The World’s Largest Prison: The Story of Camp Lawton by John K. Derden. Mercer University Press, 2012. Cloth, ISBN: 0881464155. $35.00.
A military prison need not have operated for long to warrant remembrance. That is the primary premise from which John K. Derden begins to record the short history of Camp Lawton Prison. Indeed, Derden is correct. Even though Camp Lawton was only open for six weeks, the Millen, Georgia prison, as Derden contends, illustrated of some of the most important aspects of wartime imprisonment that scholars have thus far identified. Derden’s work clearly demonstrates how the prison’s guards, inmates, and location shed light on the treatment of Union prisoners of war, illuminates how guards shared prisoners’ misery, highlights the “abilities and disabilities of the Confederacy in the last states of the war,” and magnifies the partisanship and emotion surrounding the issues of prisoners’ experiences, failed exchanges, and character of the captors (4).

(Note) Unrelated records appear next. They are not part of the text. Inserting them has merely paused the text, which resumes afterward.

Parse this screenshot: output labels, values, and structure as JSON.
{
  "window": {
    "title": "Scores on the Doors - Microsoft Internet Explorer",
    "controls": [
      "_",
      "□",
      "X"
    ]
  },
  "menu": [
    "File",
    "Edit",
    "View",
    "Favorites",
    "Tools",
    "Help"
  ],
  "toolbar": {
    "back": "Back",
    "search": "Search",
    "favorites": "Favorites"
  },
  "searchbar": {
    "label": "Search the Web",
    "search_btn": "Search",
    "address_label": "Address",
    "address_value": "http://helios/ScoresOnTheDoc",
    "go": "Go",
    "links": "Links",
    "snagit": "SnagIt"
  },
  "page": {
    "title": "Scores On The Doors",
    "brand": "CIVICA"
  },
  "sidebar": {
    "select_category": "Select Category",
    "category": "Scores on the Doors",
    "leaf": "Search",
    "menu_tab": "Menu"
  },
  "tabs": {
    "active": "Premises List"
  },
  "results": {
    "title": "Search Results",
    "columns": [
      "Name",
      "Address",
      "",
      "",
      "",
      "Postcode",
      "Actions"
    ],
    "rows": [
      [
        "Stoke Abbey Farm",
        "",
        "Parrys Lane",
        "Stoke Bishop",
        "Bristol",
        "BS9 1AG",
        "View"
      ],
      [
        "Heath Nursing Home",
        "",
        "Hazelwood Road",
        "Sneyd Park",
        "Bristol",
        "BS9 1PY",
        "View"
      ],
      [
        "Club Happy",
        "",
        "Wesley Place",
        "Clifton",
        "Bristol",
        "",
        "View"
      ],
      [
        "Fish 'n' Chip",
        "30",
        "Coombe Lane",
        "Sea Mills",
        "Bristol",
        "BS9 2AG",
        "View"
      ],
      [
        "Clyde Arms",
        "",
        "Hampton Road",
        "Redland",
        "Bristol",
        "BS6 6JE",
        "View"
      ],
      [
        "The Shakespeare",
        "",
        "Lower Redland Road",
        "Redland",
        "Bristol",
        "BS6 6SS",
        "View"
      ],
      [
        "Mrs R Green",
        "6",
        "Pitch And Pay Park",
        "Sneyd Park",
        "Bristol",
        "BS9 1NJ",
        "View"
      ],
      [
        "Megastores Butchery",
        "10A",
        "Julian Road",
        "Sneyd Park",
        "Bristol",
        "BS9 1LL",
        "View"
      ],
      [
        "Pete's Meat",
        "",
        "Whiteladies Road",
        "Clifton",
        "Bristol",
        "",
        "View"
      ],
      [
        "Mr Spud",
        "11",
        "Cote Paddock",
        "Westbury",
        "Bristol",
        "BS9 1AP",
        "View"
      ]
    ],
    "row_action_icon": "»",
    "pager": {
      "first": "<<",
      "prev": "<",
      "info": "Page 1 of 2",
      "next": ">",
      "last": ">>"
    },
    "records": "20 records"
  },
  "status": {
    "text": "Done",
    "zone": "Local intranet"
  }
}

Much has been written on Civil War prisons both by contemporaries who lived through the conflict and by later historians. Camp Lawton, however, remains an exception. And it is this inattention that Derden sought to rectify as he embarked on his study. Tracing Camp Lawton’s history was no easy task. Derden notes that only a limited number of first-hand accounts exist. Nonetheless, Derden culled together the available accounts from Confederate officials, incarcerated prisoners of war, and Union soldiers who passed by the camp with General William T. Sherman’s forces. He also discovered some new material during his research that enabled him to paint a reasonably good picture of how Confederate authorities organized inmates into “divisions” consisting of 1000 to 1250 inmates each, how prisoners passed time playing games, cleaning clothes, talking with their fellow captives, or agreeing to work for their captors under oath – a choice often met with derision from fellow captives. Derden also notes how incarceration drove many to either God or despair as rumors of exchanges abounded and the war dragged on.
Even though Derden was able to paint a vivid picture of life within the camp during the Civil War and interestingly traced how Camp Lawton’s history has been recovered over the years, he found it more challenging to determine exactly how many people died at Camp Lawton. This was a major concern since much of the extant scholarship on Civil War prisons focuses on the death rate of notorious prisons like Andersonville and Elmira. Since Confederate authorities created Camp Lawton in 1864 to relieve Andersonville, which was severely overcrowded and ill-supplied, one might assume that conditions across the board were better at the Millen prison. Although inmates had far superior water at Camp Lawton, which flowed from a large artesian spring around which the camp was located, they still suffered from lack of clothing and poor rations. Additionally, Camp Lawton’s inmates lived exposed to the Georgia climate, which made them susceptible to the same diseases that plagued many prisoners of war in both the North and South: malaria, smallpox, measles, scarlet fever, flux, cholera, nostalgia, consumption, pneumonia, scurvy, yellow fever, and gangrene (170). Many men died at Camp Lawton, but as Derden notes, most of those who perished ended up buried in Beaufort, South Carolina, after being exhumed and relocated. Accurate records of the dead were hard to come by for Derden – he came across conflicting reports: one from Camp Commandant Vowels written November 8, 1864, another from inmate Robert Knox Sneden, and two from the Lawton National Cemetery Roll of Honor Vol. XIV and XVII. These sources give a fairly broad range of the total deaths stretching from 486-1600. As he compared and contrasted the data, Derden concluded that a reasonable estimate of the dead was 713, a significant amount for a prison whose population peaked at 10,000 (204 and 3).
In the end, both Derden and many Camp Lawton inmates concluded, contrary to the sentiments of many prisoners of war and historians of other camps, that the prison’s commanding officer was not to blame for the circumstances and that there was little that Southerners could have done to improve prison conditions. Derden noted that inmates had a “generally positive” opinion of Camp Lawton’s ranking officer, Captain D.W. Vowels, an attitude that contrasted markedly with those held towards Andersonville Commandant Henry Wirz and Confederate Commissary General of Prisoners General John Winder (113). At the end of the book, Derden departs from other interpretations of Civil War prisons that focus on intentional maltreatment by concluding that if the South lacked the ability to transport supplies and feed its armies and civilians then one can certainly “understand that the needs of the prisoners of war would be given lesser consideration” (222). And while this interpretation certainly could be seen as Southern apologia, it perhaps more accurately describes the situation of a government and a people strained by war.
Angela M. Zombek is an Assistant Professor of History at St. Petersburg College.